- REQUIRED ACTION: If a line in the entries below contains the word "right", it counts; report how many such lines there are, and only that number.

- DATA FOR THIS TASK:

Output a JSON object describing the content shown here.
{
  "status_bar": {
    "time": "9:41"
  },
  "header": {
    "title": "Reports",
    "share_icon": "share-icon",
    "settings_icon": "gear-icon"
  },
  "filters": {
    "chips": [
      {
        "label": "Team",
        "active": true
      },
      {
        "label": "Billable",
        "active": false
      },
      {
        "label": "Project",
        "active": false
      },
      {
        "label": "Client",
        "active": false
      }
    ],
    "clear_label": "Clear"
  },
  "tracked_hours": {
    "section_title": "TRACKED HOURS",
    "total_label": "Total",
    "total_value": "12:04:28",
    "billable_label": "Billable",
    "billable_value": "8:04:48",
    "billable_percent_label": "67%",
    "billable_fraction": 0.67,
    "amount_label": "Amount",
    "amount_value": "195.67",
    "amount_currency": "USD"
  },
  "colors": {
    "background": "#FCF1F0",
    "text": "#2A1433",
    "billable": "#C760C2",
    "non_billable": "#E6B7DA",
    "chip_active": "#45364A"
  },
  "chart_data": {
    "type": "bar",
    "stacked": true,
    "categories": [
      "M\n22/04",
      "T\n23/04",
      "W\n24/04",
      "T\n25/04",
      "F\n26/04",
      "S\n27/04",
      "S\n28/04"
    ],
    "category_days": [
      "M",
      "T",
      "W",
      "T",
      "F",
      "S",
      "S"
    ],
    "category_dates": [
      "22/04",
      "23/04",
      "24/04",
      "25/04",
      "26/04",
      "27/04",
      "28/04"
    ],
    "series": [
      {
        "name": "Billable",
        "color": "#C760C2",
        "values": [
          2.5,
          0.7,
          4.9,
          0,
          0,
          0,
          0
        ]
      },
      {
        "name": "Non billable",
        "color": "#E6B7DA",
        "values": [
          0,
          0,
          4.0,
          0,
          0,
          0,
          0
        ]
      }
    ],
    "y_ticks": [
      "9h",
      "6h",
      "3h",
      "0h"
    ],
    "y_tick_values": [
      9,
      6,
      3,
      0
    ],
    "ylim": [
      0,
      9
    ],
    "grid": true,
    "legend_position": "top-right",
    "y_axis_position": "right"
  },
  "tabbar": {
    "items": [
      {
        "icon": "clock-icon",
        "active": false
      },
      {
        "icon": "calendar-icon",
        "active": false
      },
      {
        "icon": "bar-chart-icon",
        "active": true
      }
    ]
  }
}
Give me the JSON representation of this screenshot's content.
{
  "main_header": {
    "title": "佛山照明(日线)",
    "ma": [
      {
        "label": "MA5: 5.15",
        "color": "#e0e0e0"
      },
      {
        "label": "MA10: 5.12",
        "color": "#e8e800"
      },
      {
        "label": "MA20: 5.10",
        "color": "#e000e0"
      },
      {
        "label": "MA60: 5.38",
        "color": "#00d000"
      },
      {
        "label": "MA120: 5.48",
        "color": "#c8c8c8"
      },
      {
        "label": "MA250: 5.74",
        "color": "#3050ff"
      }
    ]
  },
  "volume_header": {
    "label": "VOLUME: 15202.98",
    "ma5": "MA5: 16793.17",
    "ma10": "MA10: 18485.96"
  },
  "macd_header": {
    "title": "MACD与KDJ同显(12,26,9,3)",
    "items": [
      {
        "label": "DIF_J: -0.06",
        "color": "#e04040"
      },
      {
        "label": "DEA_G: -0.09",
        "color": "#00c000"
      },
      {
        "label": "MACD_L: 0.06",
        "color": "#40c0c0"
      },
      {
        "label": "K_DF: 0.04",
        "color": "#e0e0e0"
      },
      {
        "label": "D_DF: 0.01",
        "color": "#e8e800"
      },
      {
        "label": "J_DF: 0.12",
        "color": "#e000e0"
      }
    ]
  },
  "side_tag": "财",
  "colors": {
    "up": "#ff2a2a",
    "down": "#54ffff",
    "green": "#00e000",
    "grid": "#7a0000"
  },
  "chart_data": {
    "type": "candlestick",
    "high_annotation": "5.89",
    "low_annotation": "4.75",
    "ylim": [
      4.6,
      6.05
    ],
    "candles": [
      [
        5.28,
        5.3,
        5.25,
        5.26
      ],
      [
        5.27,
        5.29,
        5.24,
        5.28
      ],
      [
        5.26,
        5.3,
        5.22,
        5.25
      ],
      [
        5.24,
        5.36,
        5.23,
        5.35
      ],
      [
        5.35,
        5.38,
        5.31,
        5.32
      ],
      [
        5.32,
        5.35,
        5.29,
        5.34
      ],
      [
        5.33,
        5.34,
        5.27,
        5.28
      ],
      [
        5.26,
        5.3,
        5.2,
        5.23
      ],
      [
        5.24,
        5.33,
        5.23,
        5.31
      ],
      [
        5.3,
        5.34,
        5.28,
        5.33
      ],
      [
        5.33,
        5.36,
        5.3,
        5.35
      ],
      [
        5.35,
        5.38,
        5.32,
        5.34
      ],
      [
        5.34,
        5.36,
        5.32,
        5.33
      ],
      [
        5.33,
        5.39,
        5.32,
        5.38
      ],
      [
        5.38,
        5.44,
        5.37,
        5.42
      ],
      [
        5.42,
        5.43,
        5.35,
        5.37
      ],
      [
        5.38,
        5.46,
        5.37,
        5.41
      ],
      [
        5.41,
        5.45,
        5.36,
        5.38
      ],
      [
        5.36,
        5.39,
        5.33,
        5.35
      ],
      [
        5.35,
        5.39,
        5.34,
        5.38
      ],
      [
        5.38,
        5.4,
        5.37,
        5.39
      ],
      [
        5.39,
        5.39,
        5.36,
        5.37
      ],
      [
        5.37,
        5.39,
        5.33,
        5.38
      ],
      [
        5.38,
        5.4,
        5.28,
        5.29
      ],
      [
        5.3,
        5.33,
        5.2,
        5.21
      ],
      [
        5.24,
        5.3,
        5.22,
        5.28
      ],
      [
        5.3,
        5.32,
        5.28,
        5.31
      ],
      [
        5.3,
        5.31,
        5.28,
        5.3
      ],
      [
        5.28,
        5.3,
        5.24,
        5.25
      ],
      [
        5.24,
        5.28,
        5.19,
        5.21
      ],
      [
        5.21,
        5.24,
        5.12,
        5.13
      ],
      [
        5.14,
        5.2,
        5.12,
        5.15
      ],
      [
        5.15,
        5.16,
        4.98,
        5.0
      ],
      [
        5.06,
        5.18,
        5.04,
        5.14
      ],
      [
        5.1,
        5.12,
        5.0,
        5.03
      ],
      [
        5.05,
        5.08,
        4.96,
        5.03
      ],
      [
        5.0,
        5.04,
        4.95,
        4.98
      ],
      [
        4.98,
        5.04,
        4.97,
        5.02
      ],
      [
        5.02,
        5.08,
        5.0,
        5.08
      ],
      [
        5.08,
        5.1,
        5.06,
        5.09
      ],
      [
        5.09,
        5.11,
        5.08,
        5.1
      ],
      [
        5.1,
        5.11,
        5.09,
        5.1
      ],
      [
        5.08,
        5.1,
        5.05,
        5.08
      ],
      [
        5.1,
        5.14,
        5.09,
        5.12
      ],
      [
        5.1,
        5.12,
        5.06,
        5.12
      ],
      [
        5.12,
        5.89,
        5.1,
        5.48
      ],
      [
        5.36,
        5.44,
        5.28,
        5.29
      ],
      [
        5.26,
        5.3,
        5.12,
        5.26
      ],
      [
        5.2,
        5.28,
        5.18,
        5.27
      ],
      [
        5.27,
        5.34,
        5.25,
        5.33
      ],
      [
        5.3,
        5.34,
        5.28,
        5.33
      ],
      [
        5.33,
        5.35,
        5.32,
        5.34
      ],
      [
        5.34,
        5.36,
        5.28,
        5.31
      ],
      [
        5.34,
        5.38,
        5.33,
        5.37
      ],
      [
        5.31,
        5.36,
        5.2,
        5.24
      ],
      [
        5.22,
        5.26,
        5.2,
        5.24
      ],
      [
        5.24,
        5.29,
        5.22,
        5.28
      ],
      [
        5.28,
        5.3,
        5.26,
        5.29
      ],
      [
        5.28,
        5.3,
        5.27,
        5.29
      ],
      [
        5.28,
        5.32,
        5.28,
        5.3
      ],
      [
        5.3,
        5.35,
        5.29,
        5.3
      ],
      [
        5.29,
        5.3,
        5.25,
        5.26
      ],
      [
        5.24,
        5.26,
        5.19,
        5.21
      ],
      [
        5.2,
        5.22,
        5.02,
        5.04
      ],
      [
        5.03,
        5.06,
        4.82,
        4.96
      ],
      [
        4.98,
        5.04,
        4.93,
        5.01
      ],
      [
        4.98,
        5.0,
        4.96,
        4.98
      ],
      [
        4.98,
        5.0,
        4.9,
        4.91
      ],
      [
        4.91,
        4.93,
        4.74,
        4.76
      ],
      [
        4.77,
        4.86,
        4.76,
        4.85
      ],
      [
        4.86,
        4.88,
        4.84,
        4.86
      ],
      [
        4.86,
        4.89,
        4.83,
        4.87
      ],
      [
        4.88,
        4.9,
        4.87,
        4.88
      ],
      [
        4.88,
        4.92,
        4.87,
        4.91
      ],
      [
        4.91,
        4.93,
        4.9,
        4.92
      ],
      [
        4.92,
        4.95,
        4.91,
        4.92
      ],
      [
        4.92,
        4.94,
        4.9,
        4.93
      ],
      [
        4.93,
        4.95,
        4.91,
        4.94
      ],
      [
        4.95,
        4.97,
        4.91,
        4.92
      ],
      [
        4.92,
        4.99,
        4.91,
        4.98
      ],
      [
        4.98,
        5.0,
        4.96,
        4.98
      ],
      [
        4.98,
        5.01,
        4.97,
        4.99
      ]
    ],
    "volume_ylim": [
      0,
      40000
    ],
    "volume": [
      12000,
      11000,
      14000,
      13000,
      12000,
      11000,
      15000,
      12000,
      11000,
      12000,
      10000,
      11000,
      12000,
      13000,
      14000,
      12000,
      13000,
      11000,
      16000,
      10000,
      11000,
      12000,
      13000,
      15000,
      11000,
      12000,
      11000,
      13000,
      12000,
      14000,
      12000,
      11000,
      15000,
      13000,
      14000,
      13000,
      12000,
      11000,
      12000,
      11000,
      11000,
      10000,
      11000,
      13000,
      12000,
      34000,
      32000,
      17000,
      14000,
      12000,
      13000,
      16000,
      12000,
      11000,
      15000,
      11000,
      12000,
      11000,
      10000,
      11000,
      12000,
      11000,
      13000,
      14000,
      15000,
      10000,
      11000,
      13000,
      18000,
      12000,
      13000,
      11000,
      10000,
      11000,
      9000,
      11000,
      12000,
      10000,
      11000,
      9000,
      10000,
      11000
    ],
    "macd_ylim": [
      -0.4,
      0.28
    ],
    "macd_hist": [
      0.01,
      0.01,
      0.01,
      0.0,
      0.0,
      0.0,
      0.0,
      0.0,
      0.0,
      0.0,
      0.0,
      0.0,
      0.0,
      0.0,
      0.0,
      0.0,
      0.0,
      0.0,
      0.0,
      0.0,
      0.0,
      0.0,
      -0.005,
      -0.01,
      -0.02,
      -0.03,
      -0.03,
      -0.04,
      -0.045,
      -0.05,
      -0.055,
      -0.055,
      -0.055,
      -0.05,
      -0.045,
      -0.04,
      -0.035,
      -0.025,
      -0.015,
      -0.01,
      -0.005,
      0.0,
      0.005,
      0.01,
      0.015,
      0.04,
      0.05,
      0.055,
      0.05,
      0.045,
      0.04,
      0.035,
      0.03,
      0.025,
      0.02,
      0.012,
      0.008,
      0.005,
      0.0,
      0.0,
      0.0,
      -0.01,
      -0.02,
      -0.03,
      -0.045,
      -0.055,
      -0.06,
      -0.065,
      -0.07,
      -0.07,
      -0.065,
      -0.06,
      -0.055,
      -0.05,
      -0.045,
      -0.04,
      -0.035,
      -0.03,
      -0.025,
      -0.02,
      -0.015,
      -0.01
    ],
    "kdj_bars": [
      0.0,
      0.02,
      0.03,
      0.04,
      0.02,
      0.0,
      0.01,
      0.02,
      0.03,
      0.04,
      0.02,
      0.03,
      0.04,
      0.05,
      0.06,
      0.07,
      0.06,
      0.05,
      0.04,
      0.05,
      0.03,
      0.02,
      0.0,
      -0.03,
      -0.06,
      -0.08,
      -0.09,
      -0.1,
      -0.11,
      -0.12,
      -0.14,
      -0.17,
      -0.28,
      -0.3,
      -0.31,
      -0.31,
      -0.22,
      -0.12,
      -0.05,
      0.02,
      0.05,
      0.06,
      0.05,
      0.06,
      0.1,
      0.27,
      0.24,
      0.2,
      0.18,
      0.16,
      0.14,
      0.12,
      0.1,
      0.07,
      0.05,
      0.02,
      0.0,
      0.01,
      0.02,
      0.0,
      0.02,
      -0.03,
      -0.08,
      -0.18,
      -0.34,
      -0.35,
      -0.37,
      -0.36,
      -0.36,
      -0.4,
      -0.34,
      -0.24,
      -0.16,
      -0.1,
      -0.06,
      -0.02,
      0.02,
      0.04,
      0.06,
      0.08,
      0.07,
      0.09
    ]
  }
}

- ANSWER FOR THIS EXERCISE: 2